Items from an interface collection

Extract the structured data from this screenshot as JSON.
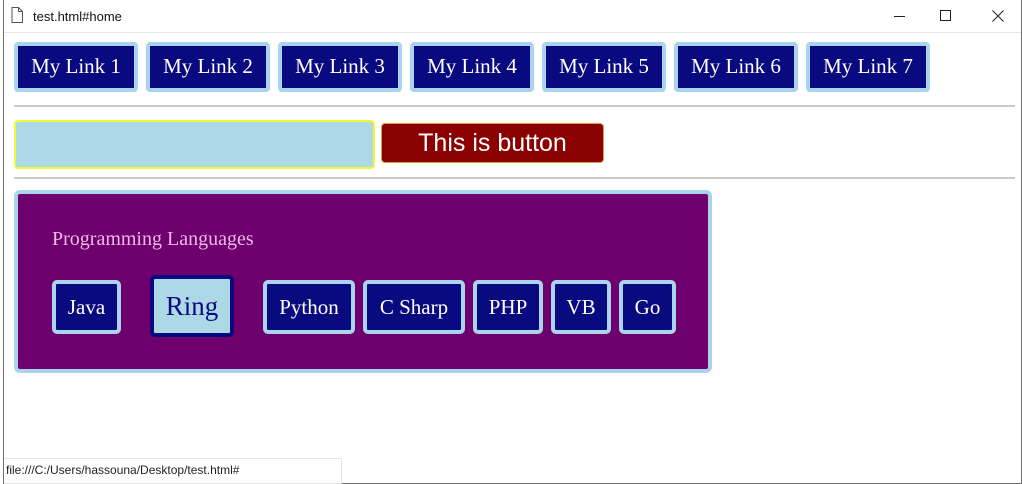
{
  "window": {
    "title": "test.html#home",
    "controls": [
      "minimize-icon",
      "maximize-icon",
      "close-icon"
    ]
  },
  "nav": {
    "links": [
      "My Link 1",
      "My Link 2",
      "My Link 3",
      "My Link 4",
      "My Link 5",
      "My Link 6",
      "My Link 7"
    ]
  },
  "form": {
    "input_value": "",
    "button_label": "This is button"
  },
  "languages": {
    "title": "Programming Languages",
    "items": [
      "Java",
      "Ring",
      "Python",
      "C Sharp",
      "PHP",
      "VB",
      "Go"
    ],
    "selected": "Ring"
  },
  "status_bar": {
    "url": "file:///C:/Users/hassouna/Desktop/test.html#"
  },
  "colors": {
    "nav_button_bg": "#0a0a80",
    "button_border": "#a9d4ec",
    "input_bg": "#add8e6",
    "input_border": "#f5f538",
    "red_button_bg": "#8b0000",
    "panel_bg": "#6d006d",
    "panel_title": "#f0b8e8"
  }
}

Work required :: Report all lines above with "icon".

Response to the exercise ::
      "minimize-icon",
      "maximize-icon",
      "close-icon"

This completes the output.